Being in a group of conventional farmers, I gained some more insight into the world of large-scale, non-organic farming. Many of these folks were not making much money from their farms. I think all of them have jobs off-farm, which is common in any stream of agriculture these days, unfortunately. It seemed like a main trend in the group was how challenging it is to acquire the necessary equipment to farm this way (for instance, a combine, or new technology for a “dairy” barn). I could not believe how much debt people were going into in order to farm this way. I expect that it really sets them up for a long tough run of trying to catch up money-wise. I was also hearing from farmers who had thousands of sows living in confinement situations, witnessing the use of the same euphemisms I heard in school (“100 head of beef” instead of “100 cows” for example), and from folks who were growing genetically modified plants like RoundUp Ready soybeans. Some folks mentioned spraying pesticides at night to avoid complaints from people living in neighbouring residential areas. On my way out I noticed a booklet published by OMAFRA entitled “deadstock disposal”, which depicted a dead cow in a dumpster (I assume this is one of their recommended “disposal” methods when animals die on farms. A life of forced servitude, credited by an unceremonious death to say the least – and you can bet they don’t die of old age. I once worked for folks who found a pile of dead pigs that a nearby farmer had dumped in a ditch on their property as a means of “disposal”.) I drove by many factory farms on my way to and from the course – just minutes outside of town there are plenty (buy local anyone?). I won’t pretend that this kind of environment felt good, though as individuals I enjoyed speaking with the other folks in the course, and appreciated their willingness to offer advice to one another (and to me as a new farmer). Some very generously even offered me pieces of their land to start up an experimental farm project of my own. I can only hope that options like organic farming methods become more realistic for a greater number of farmers in the near future, and that our food system can move in a more positive direction as a result.

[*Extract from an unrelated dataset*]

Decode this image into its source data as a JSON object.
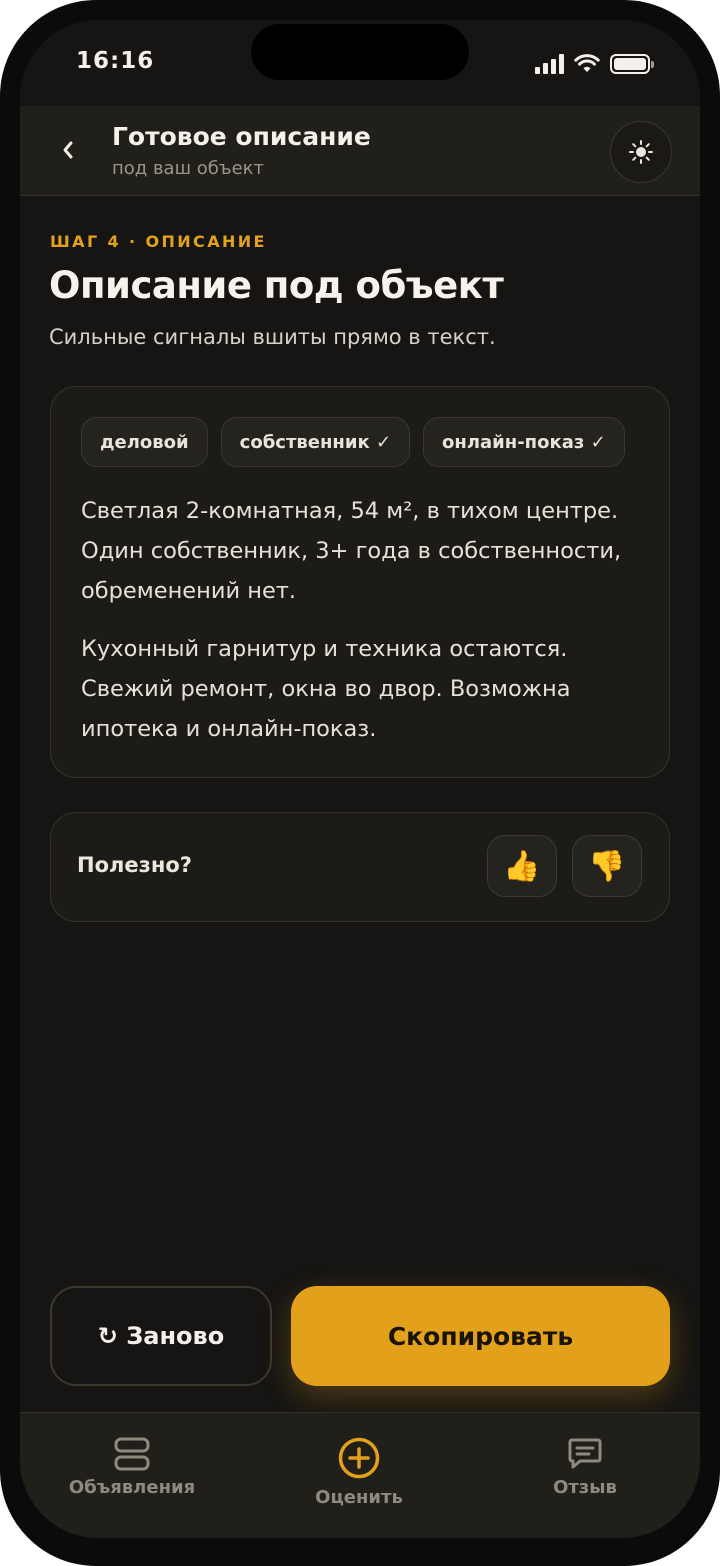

I come away from the course with a bit more knowledge about handling a farm business (although the course was definitely geared towards commodity farmers, and not small-scale or organic farmers – it was run by OMAFRA after all) and with some more perspective on the “divide” that exists between these types of agriculture. Unfortunately, the goal I had in taking the course (which was to obtain cost-sharing for a farm business planning course next year) was not reached, as apparently the government won’t give money to me to cover the tuition until I have proof that I’m already running my own farm business. Seems backwards to me, that getting cost-sharing for a course in which I develop a business plan for my farm should only be had after I’ve started the business, but I’m going to explore my options and hope for the best. In the meantime, I’m dreaming of the day I overcome these many obstacles and all of this becomes possible.

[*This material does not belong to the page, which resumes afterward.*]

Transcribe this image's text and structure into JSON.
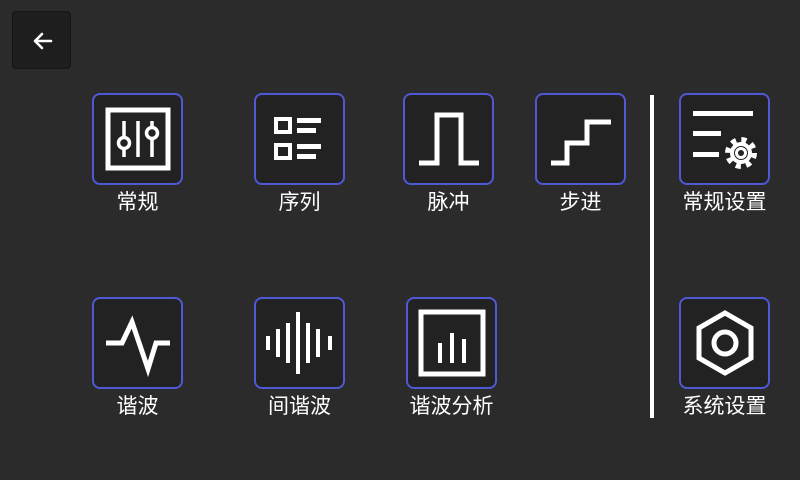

Posted on November 17, 2012, in Uncategorized and tagged factory farming, food sovereignty, GMOs, local farms, local food, seed patents, terminator seed, vandana shiva. Bookmark the permalink. 1 Comment.